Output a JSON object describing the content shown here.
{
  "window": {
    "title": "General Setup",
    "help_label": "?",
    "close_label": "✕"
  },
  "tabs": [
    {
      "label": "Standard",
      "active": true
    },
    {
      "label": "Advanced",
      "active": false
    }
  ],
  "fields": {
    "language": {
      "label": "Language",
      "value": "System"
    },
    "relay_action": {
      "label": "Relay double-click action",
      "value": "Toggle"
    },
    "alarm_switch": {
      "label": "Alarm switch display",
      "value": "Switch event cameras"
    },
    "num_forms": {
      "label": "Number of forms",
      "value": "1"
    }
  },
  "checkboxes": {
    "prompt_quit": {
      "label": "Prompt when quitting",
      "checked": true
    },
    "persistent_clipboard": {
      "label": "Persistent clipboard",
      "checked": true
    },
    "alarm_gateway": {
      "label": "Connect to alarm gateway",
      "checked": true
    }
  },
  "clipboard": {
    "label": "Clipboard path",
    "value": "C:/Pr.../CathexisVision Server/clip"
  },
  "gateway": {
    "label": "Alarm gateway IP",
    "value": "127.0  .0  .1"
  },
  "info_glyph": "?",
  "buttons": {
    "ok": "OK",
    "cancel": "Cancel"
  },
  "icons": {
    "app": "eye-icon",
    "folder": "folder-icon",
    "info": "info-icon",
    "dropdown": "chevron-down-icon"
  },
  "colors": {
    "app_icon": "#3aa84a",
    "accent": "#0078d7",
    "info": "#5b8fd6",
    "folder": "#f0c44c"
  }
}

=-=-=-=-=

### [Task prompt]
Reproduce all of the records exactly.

### [Solved exercise]
Output a JSON object describing the content shown here.
{
  "window": {
    "title": "General Setup",
    "help_label": "?",
    "close_label": "✕"
  },
  "tabs": [
    {
      "label": "Standard",
      "active": true
    },
    {
      "label": "Advanced",
      "active": false
    }
  ],
  "fields": {
    "language": {
      "label": "Language",
      "value": "System"
    },
    "relay_action": {
      "label": "Relay double-click action",
      "value": "Toggle"
    },
    "alarm_switch": {
      "label": "Alarm switch display",
      "value": "Switch event cameras"
    },
    "num_forms": {
      "label": "Number of forms",
      "value": "1"
    }
  },
  "checkboxes": {
    "prompt_quit": {
      "label": "Prompt when quitting",
      "checked": true
    },
    "persistent_clipboard": {
      "label": "Persistent clipboard",
      "checked": true
    },
    "alarm_gateway": {
      "label": "Connect to alarm gateway",
      "checked": true
    }
  },
  "clipboard": {
    "label": "Clipboard path",
    "value": "C:/Pr.../CathexisVision Server/clip"
  },
  "gateway": {
    "label": "Alarm gateway IP",
    "value": "127.0  .0  .1"
  },
  "info_glyph": "?",
  "buttons": {
    "ok": "OK",
    "cancel": "Cancel"
  },
  "icons": {
    "app": "eye-icon",
    "folder": "folder-icon",
    "info": "info-icon",
    "dropdown": "chevron-down-icon"
  },
  "colors": {
    "app_icon": "#3aa84a",
    "accent": "#0078d7",
    "info": "#5b8fd6",
    "folder": "#f0c44c"
  }
}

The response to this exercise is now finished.